Floral history of Star Thistle

{Centaurea solstitialis L.}

The star thistle plant, both yellow and purple, is of Mediterranean and European origin, and is considered an invasive species. In California, it is found primarily in the Central Valley and foothills up to an elevation of about 7000 feet, with successful growth typically concentrated in grasslands and oak woodlands. Star Thistle has the ability to create monotypic stands and habitats in areas where the natural ecosystem is disturbed or cultivated. It is a winter annual that relies heavily on abundant seed production and pollination for survival, making it a perfect candidate for honeybees and other pollinators. Honeybees alone may be responsible for up to 57% of seed set, and star thistle plants are considered an important honey source plant in California and other western states. Though the plant itself has no nutritive value for humans, star thistle is used in traditional Turkish medicine for ulcer treatment, and recent laboratory studies have confirmed the anti-ulcerogenic properties of aqueous extracts of fresh or dried flowers.

Floral history of Blackberry

{Rubus fruticosus}

Blackberry plants originated in the temperate climates of North America and Europe, and are particularly prevalent in Eastern North America and along the Pacific coast. Blackberries are perennial plants that grow in rambling brambles covered in sharp prickles (not thorns, though they are often called that!), which produce the familiar berry. Botanically, however, the berry is actually considered an aggregate fruit, composed of small drupelets. Blackberry grows well in woods and scrub, as well as poor soil conditions. The shrub is an excellent nectar producer and is pollinated by honeybees and bumblebees, yielding a dark, fruity honey. There is evidence pointing to human consumption of blackberries for over 2500 years, as forensic evidence from the Iron Age Haraldskær Bog Woman shows traces of the distinctive fruit in her stomach.

Floral history of Clover

{Trifolium}

The clover genus contains around 300 species of annuals and perennials. Clover occurs mostly in temperate and subtropical regions, with cultivated seeds originating in the Old World and naturalized plants nearly everywhere else in the world. The word clover is likely derived from “old German klaiwaz [referring to] the stickiness of the sap of clover or the honey produced by it. This led to Klaifre and then to Old English clafre or modern English clover”. The idiom “To live in clover” refers to clover being fattening to cattle, indicating a prosperous, comfortable, and well fed life. Sweet clover is drought tolerant, cold tolerant, and nitrogen fixing, all of which essentially ensures that it is an extremely hardy plant. Clover cultivation likely started around the 16th century, and clover honey itself is mentioned in Kilian’s 1599 Dutch dictionary as “klauern honigh ‘clover honey’ where it is defined as “mel optimum & candidissimum, ex trifolio pratensi” (‘good, very clear honey from purple clover’)”. The lucky four leafed clover and the shamrock are also commonly associated with the genus, and are said to bring good luck!

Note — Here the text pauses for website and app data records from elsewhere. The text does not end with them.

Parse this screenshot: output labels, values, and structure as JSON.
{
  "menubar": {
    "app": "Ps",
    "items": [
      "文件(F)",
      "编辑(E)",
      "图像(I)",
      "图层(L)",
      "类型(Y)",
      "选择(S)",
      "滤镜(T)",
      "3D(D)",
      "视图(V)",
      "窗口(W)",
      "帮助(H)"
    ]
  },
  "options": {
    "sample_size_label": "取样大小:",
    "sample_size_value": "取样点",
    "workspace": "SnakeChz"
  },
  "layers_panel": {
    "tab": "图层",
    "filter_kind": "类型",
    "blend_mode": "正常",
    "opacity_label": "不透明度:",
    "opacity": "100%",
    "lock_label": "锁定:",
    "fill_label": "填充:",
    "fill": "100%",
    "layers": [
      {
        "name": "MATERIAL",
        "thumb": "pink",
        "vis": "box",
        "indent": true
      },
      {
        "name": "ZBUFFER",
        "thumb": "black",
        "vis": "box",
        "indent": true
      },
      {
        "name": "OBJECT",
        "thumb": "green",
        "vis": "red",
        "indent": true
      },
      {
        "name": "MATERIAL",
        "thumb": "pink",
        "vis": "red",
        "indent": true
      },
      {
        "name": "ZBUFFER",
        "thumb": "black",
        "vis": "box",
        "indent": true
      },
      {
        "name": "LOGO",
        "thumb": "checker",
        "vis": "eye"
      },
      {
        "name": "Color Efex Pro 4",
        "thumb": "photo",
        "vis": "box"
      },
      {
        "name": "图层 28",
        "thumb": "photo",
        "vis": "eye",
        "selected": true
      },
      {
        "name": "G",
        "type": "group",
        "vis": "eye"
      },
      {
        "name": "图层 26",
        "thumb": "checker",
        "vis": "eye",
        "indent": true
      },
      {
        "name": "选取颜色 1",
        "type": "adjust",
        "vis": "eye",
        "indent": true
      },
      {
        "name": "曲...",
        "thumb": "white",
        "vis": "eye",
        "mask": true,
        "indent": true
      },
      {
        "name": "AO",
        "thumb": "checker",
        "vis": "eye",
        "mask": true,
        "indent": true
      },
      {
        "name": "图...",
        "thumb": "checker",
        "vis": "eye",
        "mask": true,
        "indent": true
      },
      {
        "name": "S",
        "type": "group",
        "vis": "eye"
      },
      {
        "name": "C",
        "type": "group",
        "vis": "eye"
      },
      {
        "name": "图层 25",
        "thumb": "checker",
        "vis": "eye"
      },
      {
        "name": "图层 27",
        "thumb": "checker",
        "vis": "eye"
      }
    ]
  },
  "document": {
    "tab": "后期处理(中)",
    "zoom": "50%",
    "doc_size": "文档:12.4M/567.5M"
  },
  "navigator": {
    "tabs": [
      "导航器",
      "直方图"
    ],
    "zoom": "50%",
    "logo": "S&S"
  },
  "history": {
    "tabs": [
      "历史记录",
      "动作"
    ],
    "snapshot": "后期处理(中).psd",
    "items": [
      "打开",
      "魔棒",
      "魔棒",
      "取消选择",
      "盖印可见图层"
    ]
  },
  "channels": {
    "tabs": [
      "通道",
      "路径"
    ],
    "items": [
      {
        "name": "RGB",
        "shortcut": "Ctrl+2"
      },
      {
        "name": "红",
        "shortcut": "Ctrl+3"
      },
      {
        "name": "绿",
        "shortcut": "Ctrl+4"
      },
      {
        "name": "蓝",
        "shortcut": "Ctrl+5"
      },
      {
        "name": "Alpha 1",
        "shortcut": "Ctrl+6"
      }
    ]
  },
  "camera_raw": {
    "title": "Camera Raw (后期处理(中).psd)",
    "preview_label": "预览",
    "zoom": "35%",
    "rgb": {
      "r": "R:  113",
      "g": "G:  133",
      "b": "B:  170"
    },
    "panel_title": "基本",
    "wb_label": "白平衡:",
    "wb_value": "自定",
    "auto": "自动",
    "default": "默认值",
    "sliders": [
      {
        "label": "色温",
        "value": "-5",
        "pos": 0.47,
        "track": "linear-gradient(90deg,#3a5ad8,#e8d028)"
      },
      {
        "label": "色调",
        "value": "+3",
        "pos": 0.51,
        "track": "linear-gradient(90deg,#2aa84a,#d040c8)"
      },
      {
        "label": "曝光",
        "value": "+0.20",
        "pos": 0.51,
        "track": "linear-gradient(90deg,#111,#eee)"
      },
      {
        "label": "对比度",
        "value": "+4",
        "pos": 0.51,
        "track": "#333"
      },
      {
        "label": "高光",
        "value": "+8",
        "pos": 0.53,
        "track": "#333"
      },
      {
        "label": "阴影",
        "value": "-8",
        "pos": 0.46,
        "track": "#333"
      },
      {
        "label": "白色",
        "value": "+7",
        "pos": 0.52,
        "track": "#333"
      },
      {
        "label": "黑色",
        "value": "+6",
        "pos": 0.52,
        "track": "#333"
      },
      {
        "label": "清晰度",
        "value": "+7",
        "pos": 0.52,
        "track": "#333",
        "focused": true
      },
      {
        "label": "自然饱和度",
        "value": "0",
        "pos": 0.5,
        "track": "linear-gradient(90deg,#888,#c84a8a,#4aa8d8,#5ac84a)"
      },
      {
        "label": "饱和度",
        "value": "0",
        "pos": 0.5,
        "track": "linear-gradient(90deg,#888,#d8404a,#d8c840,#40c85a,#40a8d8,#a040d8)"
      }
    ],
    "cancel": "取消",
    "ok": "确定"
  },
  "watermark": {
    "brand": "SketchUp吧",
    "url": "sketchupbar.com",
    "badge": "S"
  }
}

California Wildflowers

The floral history of wildflowers is a bit more complicated! Wildflowers are defined as a flower that was not intentionally seeded or planted, and that grows in the wild or an uncultivated area. Fascination with wildflowers began early: there are studies by Virgil and Theophrastus (a student of Aristotle) regarding their structures and potential medicinal uses. After centuries of purposefully cultivating flowers, interest was rekindled in wildflowers by the privileged classes in England around the 1800s, who delighted in encouraging wildflowers as a contrast to their formal gardens. Here in California, our wildflowers are incredibly varied! Our wildflower honey comes from both Angel’s Camp and Lafayette, which means it is sourced from a wide selection of wildflowers. Common California wildflowers are the California poppy, goldfield flowers, lupine, and monkey flowers.

Differences in Honey Varietals

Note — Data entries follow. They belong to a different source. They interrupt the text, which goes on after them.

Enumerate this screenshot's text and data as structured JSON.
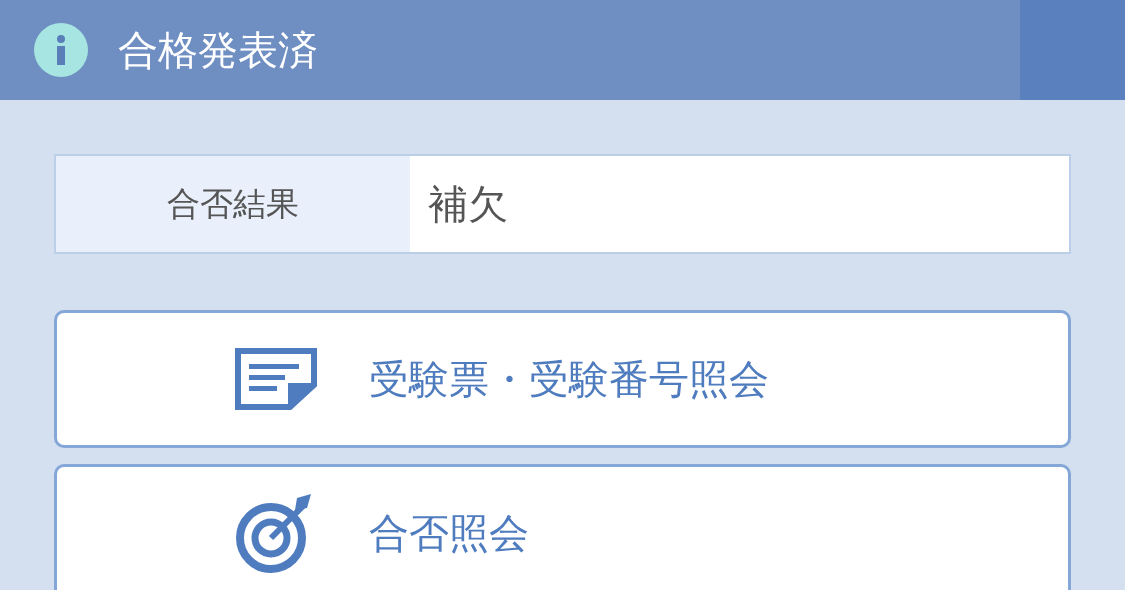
{
  "header": {
    "title": "合格発表済"
  },
  "result": {
    "label": "合否結果",
    "value": "補欠"
  },
  "buttons": [
    {
      "kind": "ticket",
      "label": "受験票・受験番号照会"
    },
    {
      "kind": "target",
      "label": "合否照会"
    }
  ]
}
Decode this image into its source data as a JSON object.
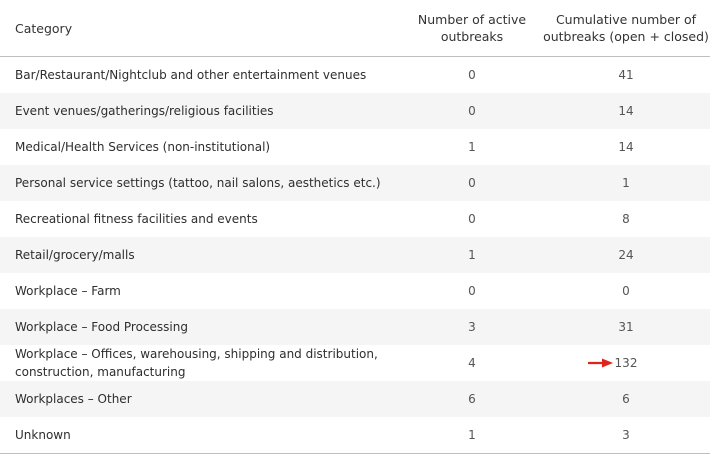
{
  "table": {
    "headers": {
      "category": "Category",
      "active": "Number of active outbreaks",
      "cumulative": "Cumulative number of outbreaks (open + closed)"
    },
    "rows": [
      {
        "category": "Bar/Restaurant/Nightclub and other entertainment venues",
        "active": "0",
        "cumulative": "41"
      },
      {
        "category": "Event venues/gatherings/religious facilities",
        "active": "0",
        "cumulative": "14"
      },
      {
        "category": "Medical/Health Services (non-institutional)",
        "active": "1",
        "cumulative": "14"
      },
      {
        "category": "Personal service settings (tattoo, nail salons, aesthetics etc.)",
        "active": "0",
        "cumulative": "1"
      },
      {
        "category": "Recreational fitness facilities and events",
        "active": "0",
        "cumulative": "8"
      },
      {
        "category": "Retail/grocery/malls",
        "active": "1",
        "cumulative": "24"
      },
      {
        "category": "Workplace – Farm",
        "active": "0",
        "cumulative": "0"
      },
      {
        "category": "Workplace – Food Processing",
        "active": "3",
        "cumulative": "31"
      },
      {
        "category": "Workplace – Offices, warehousing, shipping and distribution, construction, manufacturing",
        "active": "4",
        "cumulative": "132"
      },
      {
        "category": "Workplaces – Other",
        "active": "6",
        "cumulative": "6"
      },
      {
        "category": "Unknown",
        "active": "1",
        "cumulative": "3"
      }
    ]
  },
  "annotation": {
    "icon": "arrow-right-icon",
    "color": "#e0231b"
  },
  "colors": {
    "stripe": "#f5f5f5",
    "rule": "#bfbfbf",
    "text": "#2e2e2e"
  }
}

Each varietal of honey has a certain flavor profile to it, depending on the floral source it is made from. Depending on the flower, the intensity of the honey flavor varies widely: wildflower honey typically has the most intense earthy, flowery pollen flavor, followed by clover, blackberry, and finally star thistle, which has a much milder sweetness. Because star thistle offers a far sweeter, less noticeable honey taste, it is not recommended as a flavoring agent, and is perfect for those who think they might not like honey! Wildflower is recommended for baking or other applications where a recognizable honey taste is desired. Though blackberry is sourced from a plant that produces fruit, the honey has only a mild berry sweetness to it, and is slightly darker in color.

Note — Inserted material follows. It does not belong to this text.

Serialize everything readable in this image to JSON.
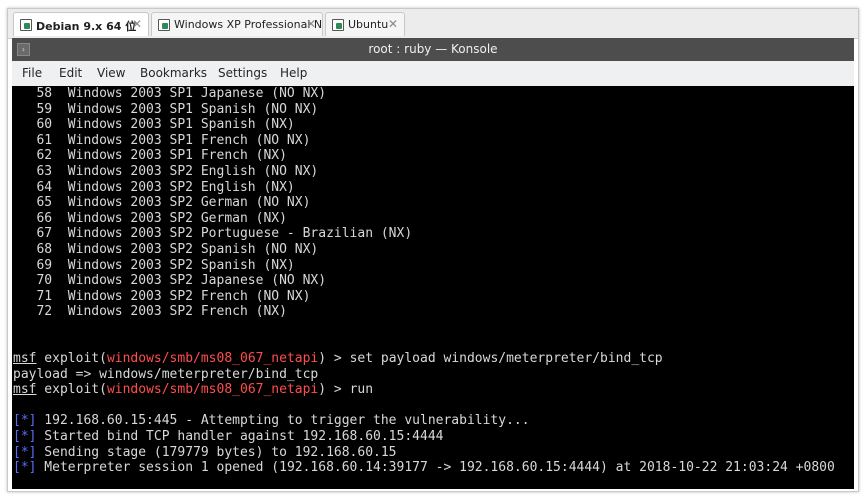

Clover honey tends to be the most mass-produced and readily available variety (in part due to clover’s hardiness as a plant), but different soil and climate conditions produce a variety of ‘flavors’ of clover honey. This is considered undesirable for mass-market consumption (in their view, all honey should taste the same!), so producers blend their honey so that each batch tastes the same. This is NOT how we do it at Bee Friendly Honey! Each batch of honey is unique to the bees and conditions that produced it----one batch of clover honey could vary in taste from another batch produced at a similar time, all based on the climate in which it was produced and the behavior of the soil. All of our honey is ethically produced, and takes its unique flavor from the floral sources and the Earth, as it should!